“There are numerous Hindu nationalist vigilante groups that work hand-in-hand with the police, just like the Ku Klux Klan and other white supremacist vigilante groups that feed racist policies in the U.S.”

 

In addition to this, almost all major media channels have played a big role in spreading the Hindutva state’s communal agenda by vilifying marginalized communities. There are numerous Hindu nationalist vigilante groups that work hand-in-hand with the police, just like the Ku Klux Klan and other white supremacist vigilante groups that feed racist policies in the U.S. Yet, there is no country-wide action like Black Lives Matter in India to challenge this monstrous communal politics and the systematic suppression of dissent.

 

Indian Muslims in Indian Democracy

 

These situations might appear analogous on the surface in terms of abuse of criminal justice mechanisms, but they stem from different histories. Systematic racism against Black and Indigenous people in the U.S. is a useful model to understand centuries of violence against Dalits and Adivasis in India, however, a different lens is essential to understand violence against Muslims in post-colonial India. Policing powers of the state took a different turn after partition in India, leading to drastic decrease of Muslim representation in the maintenance of law and order[6]. It is important to understand that the current relegated status of Muslims in India is not only due to underrepresentation in police administration, but they have been pushed to the lowest position in every other societal parameters of growth, way behind other oppressed groups such as Dalits (Scheduled Castes) and Adivasis (Scheduled Tribes)[7].
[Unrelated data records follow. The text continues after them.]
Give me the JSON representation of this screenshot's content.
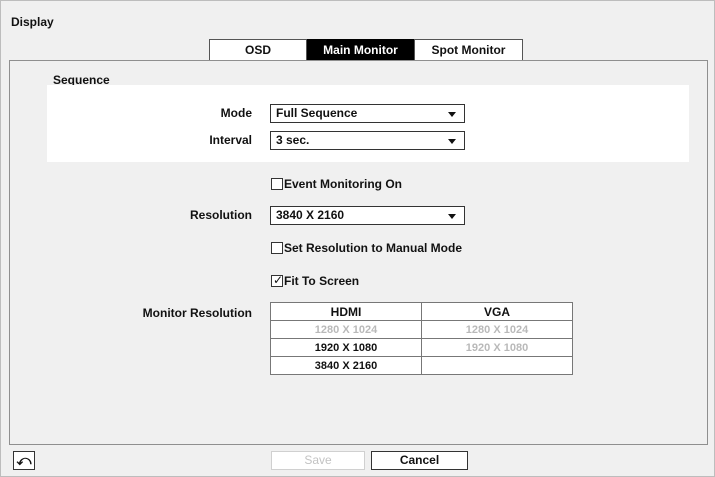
{
  "window": {
    "title": "Display"
  },
  "tabs": [
    {
      "label": "OSD"
    },
    {
      "label": "Main Monitor"
    },
    {
      "label": "Spot Monitor"
    }
  ],
  "sequence": {
    "section_label": "Sequence",
    "mode_label": "Mode",
    "mode_value": "Full Sequence",
    "interval_label": "Interval",
    "interval_value": "3 sec."
  },
  "event_monitoring": {
    "label": "Event Monitoring On",
    "checked": false
  },
  "resolution": {
    "label": "Resolution",
    "value": "3840 X 2160"
  },
  "manual_mode": {
    "label": "Set Resolution to Manual Mode",
    "checked": false
  },
  "fit_to_screen": {
    "label": "Fit To Screen",
    "checked": true
  },
  "monitor_resolution": {
    "label": "Monitor Resolution",
    "columns": [
      "HDMI",
      "VGA"
    ],
    "rows": [
      [
        "1280 X 1024",
        "1280 X 1024"
      ],
      [
        "1920 X 1080",
        "1920 X 1080"
      ],
      [
        "3840 X 2160",
        ""
      ]
    ]
  },
  "footer": {
    "back_icon": "undo-arrow-icon",
    "save_label": "Save",
    "cancel_label": "Cancel"
  }
}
The universal history of policing has always been that of protecting the interests of the majority, and guarding majority’s property. In the U.S., the dominant pattern of violence is White-on-Black, White-on-Latinx, and White-on-Indigenous people, but in India, it is multifaceted because of the presence of numerous caste identities which never ceases to divide people, multiple ethnicities, and regional complexities. Even with these divisions, what’s common is the atrocities committed by the state through police, and incarceration of minorities disproportionate to their population.

 

(The author is a Fulbright India Fellow currently based in Philadelphia, U.S.A. Views expressed are personal.)

 


Endnotes:

[1] Branco Marcetic. The FBI’s secret war. Jacobin. Available at:  https://www.jacobinmag.com/2016/08/fbi-cointelpro-new-left-panthers-muslim-surveillance

[2] Alice Speri. The FBI spends a lot of time spying on Black Americans. The Intercept. Available at:  https://theintercept.com/2019/10/29/fbi-surveillance-black-activists/

[3] What is Prison Abolition? Critical Resistance. Available at: http://criticalresistance.org/about/not-so-common-language/

[4] Uprising & Abolition: Angela Davis on Movement Building, “Defund the Police” & Where We Go from Here. Democracy Now. Available at: https://www.democracynow.org/2020/6/12/angela_davis_historic_moment

[5] The Wire Staff. UN Rights Body ‘Extremely Concerned’ About Fake Encounters in Yogi Adityanath’s UP. The Wire. Available at: https://thewire.in/rights/uttar-pradesh-yogi-adityanath-fake-encounters-un

[6]Sharjeel Usmani. Charting history of Indian Muslims and the police: From British era to AMU violence, a story of injustice. Firstpost. Available at: https://www.firstpost.com/india/charting-history-of-indian-muslims-and-the-police-from-british-era-to-amu-violence-a-story-of-injustice-8303531.html?fbclid=IwAR1tzjdsP-eHx3m0edFsB4iY5-x5guMlDo_4YakTzpeOaxLWgTdkzauXSDs

[7] Maria Thomas. India’s growth story is leaving out its Muslim minority. Quartz India. Available at: https://qz.com/india/1399537/indian-muslims-have-the-least-chances-of-escaping-poverty/

Leave a Comment